Component data from apps and pages:
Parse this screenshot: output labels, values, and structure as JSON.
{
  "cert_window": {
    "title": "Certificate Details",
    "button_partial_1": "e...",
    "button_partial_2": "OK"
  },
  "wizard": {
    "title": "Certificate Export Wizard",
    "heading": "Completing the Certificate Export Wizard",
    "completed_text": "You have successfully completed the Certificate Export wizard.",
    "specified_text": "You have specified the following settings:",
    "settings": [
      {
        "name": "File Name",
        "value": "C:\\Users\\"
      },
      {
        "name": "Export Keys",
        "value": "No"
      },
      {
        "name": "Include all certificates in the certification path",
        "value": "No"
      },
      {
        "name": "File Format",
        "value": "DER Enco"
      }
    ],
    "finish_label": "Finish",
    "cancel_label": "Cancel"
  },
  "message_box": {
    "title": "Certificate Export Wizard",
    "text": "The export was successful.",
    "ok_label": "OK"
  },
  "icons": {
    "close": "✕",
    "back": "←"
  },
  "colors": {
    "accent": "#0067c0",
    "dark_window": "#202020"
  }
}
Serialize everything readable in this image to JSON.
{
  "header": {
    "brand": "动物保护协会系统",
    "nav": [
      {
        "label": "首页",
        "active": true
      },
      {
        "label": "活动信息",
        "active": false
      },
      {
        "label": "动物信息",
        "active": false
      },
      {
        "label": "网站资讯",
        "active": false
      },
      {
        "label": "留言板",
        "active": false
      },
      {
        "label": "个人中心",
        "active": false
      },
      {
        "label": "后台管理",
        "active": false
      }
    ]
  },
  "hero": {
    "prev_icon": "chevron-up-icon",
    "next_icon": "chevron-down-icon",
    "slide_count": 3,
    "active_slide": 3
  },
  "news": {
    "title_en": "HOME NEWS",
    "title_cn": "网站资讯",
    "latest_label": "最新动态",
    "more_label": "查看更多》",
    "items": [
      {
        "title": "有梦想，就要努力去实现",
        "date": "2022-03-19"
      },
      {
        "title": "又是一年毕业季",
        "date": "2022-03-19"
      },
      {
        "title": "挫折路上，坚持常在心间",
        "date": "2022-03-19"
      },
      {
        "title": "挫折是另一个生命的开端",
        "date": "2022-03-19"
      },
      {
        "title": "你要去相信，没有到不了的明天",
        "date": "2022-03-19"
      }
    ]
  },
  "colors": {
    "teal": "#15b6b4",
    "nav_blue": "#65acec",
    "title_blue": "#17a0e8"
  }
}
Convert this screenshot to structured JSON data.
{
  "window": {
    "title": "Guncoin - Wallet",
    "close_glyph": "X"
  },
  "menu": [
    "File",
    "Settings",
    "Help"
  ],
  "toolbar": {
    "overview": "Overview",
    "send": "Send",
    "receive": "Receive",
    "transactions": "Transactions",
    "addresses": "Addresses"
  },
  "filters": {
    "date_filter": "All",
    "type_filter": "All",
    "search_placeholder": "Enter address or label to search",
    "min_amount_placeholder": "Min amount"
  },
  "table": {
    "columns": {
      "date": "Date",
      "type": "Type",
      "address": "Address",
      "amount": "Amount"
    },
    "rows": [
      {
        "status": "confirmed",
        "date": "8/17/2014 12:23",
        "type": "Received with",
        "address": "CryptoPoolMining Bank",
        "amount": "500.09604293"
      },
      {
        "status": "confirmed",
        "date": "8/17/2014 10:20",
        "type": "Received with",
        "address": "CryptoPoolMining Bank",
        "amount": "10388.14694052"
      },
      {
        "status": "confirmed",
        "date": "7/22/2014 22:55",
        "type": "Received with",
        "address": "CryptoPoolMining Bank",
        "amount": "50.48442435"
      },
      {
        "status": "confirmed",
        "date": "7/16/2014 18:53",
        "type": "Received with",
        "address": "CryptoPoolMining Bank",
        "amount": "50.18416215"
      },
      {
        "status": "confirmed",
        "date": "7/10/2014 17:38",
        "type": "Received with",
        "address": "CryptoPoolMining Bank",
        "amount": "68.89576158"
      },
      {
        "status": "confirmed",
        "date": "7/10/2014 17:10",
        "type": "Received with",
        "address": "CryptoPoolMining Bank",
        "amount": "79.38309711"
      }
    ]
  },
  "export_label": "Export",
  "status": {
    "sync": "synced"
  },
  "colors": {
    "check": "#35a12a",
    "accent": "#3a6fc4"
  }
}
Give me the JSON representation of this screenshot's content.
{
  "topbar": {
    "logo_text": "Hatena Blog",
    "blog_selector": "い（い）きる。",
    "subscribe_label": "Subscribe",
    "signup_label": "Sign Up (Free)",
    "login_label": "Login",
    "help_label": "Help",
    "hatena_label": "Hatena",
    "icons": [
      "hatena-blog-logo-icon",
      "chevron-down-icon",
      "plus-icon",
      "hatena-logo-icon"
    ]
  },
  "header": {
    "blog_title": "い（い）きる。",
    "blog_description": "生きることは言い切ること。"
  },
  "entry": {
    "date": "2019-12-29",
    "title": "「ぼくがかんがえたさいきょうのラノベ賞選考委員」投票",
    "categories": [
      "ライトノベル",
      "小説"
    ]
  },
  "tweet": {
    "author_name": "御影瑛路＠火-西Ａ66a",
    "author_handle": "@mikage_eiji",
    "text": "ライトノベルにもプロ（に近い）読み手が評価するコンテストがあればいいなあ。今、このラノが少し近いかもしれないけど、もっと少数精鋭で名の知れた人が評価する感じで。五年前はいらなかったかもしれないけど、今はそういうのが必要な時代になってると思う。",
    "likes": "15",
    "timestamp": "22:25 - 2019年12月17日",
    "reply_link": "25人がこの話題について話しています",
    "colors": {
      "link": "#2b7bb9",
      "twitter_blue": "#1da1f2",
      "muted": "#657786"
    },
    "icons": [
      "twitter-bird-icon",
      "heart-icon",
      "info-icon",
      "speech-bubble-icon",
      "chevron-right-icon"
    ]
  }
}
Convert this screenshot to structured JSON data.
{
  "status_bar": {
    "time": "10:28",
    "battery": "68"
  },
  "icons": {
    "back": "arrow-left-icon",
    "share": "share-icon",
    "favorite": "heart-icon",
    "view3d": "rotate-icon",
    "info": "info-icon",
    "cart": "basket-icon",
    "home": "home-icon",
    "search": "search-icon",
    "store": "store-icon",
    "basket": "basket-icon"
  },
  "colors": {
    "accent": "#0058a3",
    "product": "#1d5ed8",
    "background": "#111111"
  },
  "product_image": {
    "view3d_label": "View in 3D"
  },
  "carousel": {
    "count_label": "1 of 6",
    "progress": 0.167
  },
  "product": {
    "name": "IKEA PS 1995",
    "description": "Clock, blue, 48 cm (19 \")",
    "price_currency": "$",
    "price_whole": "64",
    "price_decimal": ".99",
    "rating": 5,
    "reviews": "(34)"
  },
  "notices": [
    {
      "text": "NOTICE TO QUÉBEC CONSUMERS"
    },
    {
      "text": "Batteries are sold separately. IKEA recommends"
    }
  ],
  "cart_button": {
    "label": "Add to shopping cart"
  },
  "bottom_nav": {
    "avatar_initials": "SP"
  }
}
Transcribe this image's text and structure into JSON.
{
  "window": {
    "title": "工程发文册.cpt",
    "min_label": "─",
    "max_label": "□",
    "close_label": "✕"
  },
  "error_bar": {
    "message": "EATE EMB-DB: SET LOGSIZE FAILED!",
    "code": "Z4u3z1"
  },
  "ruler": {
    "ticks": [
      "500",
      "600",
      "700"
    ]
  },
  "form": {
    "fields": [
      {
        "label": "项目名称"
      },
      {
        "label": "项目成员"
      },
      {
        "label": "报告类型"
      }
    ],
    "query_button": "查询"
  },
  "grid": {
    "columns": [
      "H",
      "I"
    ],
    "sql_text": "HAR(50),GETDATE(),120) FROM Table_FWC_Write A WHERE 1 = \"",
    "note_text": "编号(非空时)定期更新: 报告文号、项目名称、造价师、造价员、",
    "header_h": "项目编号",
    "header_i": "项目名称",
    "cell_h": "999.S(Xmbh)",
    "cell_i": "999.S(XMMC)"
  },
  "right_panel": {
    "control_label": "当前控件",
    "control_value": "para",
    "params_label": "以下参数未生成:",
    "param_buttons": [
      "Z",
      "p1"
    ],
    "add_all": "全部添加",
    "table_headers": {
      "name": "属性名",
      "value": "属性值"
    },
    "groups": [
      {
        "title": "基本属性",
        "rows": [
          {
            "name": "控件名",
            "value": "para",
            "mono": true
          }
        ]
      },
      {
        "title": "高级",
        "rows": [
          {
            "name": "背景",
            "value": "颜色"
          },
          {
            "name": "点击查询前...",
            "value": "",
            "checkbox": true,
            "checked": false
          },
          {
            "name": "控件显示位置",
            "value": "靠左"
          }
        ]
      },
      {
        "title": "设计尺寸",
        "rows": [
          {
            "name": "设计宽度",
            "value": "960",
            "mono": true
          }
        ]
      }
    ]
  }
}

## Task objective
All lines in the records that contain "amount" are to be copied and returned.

## Written reply
    "min_amount_placeholder": "Min amount"
      "amount": "Amount"
        "amount": "500.09604293"
        "amount": "10388.14694052"
        "amount": "50.48442435"
        "amount": "50.18416215"
        "amount": "68.89576158"
        "amount": "79.38309711"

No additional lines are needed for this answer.